* _PROBLEM REQUIREMENTS_
When a line of the entries contains "type", please list that line.

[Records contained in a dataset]
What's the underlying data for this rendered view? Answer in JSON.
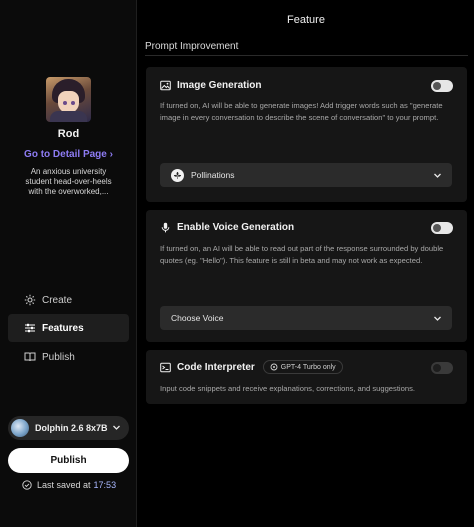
{
  "sidebar": {
    "character_name": "Rod",
    "detail_link": "Go to Detail Page ›",
    "bio": "An anxious university student head-over-heels with the overworked,...",
    "nav": [
      {
        "label": "Create",
        "icon": "gear-icon"
      },
      {
        "label": "Features",
        "icon": "sliders-icon"
      },
      {
        "label": "Publish",
        "icon": "book-icon"
      }
    ],
    "model": "Dolphin 2.6 8x7B",
    "publish_button": "Publish",
    "saved_label": "Last saved at",
    "saved_time": "17:53"
  },
  "main": {
    "title": "Feature",
    "section": "Prompt Improvement",
    "cards": {
      "image": {
        "title": "Image Generation",
        "description": "If turned on, AI will be able to generate images! Add trigger words such as \"generate image in every conversation to describe the scene of conversation\" to your prompt.",
        "dropdown": "Pollinations",
        "enabled": false
      },
      "voice": {
        "title": "Enable Voice Generation",
        "description": "If turned on, an AI will be able to read out part of the response surrounded by double quotes (eg. \"Hello\"). This feature is still in beta and may not work as expected.",
        "dropdown": "Choose Voice",
        "enabled": false
      },
      "code": {
        "title": "Code Interpreter",
        "badge": "GPT-4 Turbo only",
        "description": "Input code snippets and receive explanations, corrections, and suggestions.",
        "enabled": false
      }
    }
  },
  "colors": {
    "accent": "#8e7cf4",
    "time": "#a9b8ff",
    "card_bg": "#161616",
    "page_bg": "#000000"
  }
}
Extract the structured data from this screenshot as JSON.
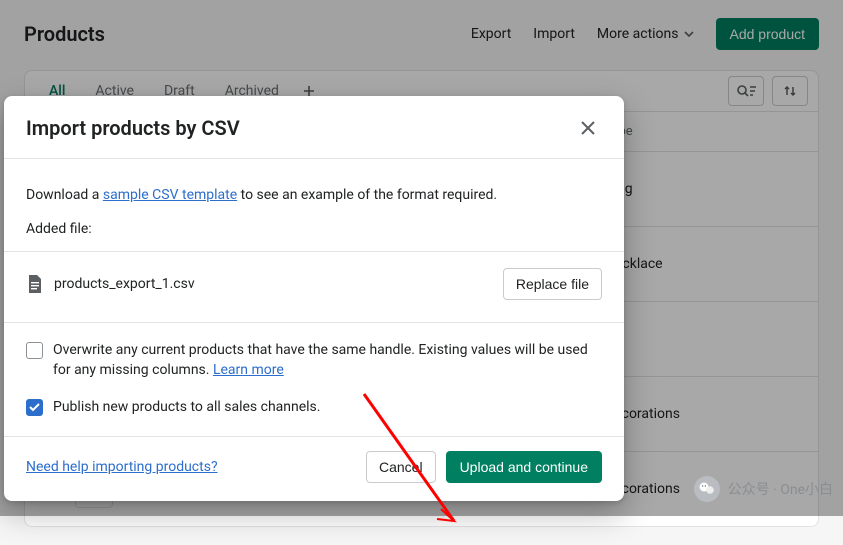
{
  "header": {
    "title": "Products",
    "export": "Export",
    "import": "Import",
    "more_actions": "More actions",
    "add_product": "Add product"
  },
  "tabs": {
    "items": [
      {
        "label": "All",
        "active": true
      },
      {
        "label": "Active",
        "active": false
      },
      {
        "label": "Draft",
        "active": false
      },
      {
        "label": "Archived",
        "active": false
      }
    ],
    "add_icon": "plus"
  },
  "columns": {
    "type": "Type"
  },
  "rows": [
    {
      "type": "Ring"
    },
    {
      "type": "Necklace"
    },
    {
      "type": ""
    },
    {
      "type": "Decorations"
    },
    {
      "type": "Decorations"
    }
  ],
  "modal": {
    "title": "Import products by CSV",
    "download_prefix": "Download a ",
    "sample_link": "sample CSV template",
    "download_suffix": " to see an example of the format required.",
    "added_file_label": "Added file:",
    "file_name": "products_export_1.csv",
    "replace_button": "Replace file",
    "overwrite_text_a": "Overwrite any current products that have the same handle. Existing values will be used for any missing columns. ",
    "learn_more": "Learn more",
    "publish_text": "Publish new products to all sales channels.",
    "help_link": "Need help importing products?",
    "cancel": "Cancel",
    "upload": "Upload and continue"
  },
  "watermark": {
    "text": "公众号 · One小白"
  }
}
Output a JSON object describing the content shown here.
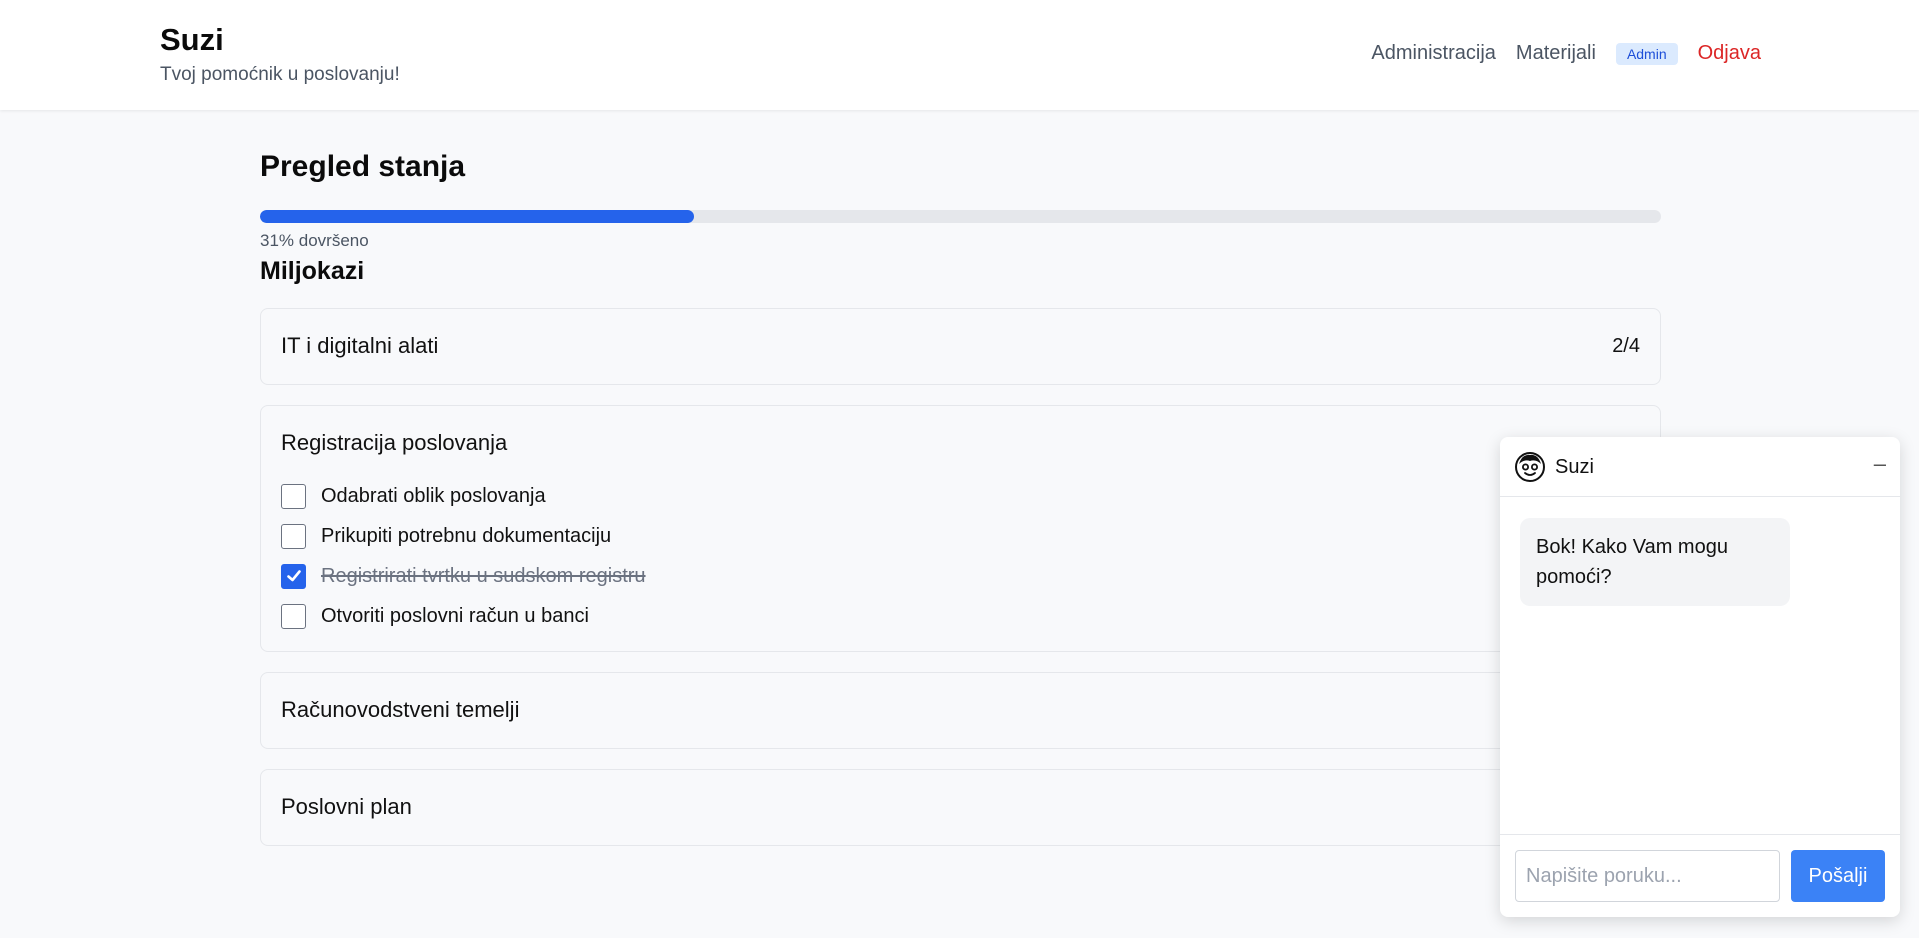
{
  "header": {
    "brand_title": "Suzi",
    "brand_subtitle": "Tvoj pomoćnik u poslovanju!",
    "nav": {
      "administration": "Administracija",
      "materials": "Materijali",
      "admin_badge": "Admin",
      "logout": "Odjava"
    }
  },
  "main": {
    "title": "Pregled stanja",
    "progress": {
      "percent": 31,
      "label": "31% dovršeno"
    },
    "milestones_title": "Miljokazi",
    "milestones": [
      {
        "title": "IT i digitalni alati",
        "count": "2/4"
      },
      {
        "title": "Registracija poslovanja",
        "tasks": [
          {
            "label": "Odabrati oblik poslovanja",
            "done": false
          },
          {
            "label": "Prikupiti potrebnu dokumentaciju",
            "done": false
          },
          {
            "label": "Registrirati tvrtku u sudskom registru",
            "done": true
          },
          {
            "label": "Otvoriti poslovni račun u banci",
            "done": false
          }
        ]
      },
      {
        "title": "Računovodstveni temelji"
      },
      {
        "title": "Poslovni plan"
      }
    ]
  },
  "chat": {
    "name": "Suzi",
    "minimize_icon": "minimize-icon",
    "minimize_glyph": "–",
    "messages": [
      {
        "from": "bot",
        "text": "Bok! Kako Vam mogu pomoći?"
      }
    ],
    "input_placeholder": "Napišite poruku...",
    "send_label": "Pošalji"
  },
  "colors": {
    "accent": "#2563eb",
    "send_button": "#3b82f6",
    "logout": "#dc2626",
    "badge_bg": "#dbeafe"
  }
}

* _RESPONSE BOX_
    "type": "Type"
      "type": "Ring"
      "type": "Necklace"
      "type": ""
      "type": "Decorations"
      "type": "Decorations"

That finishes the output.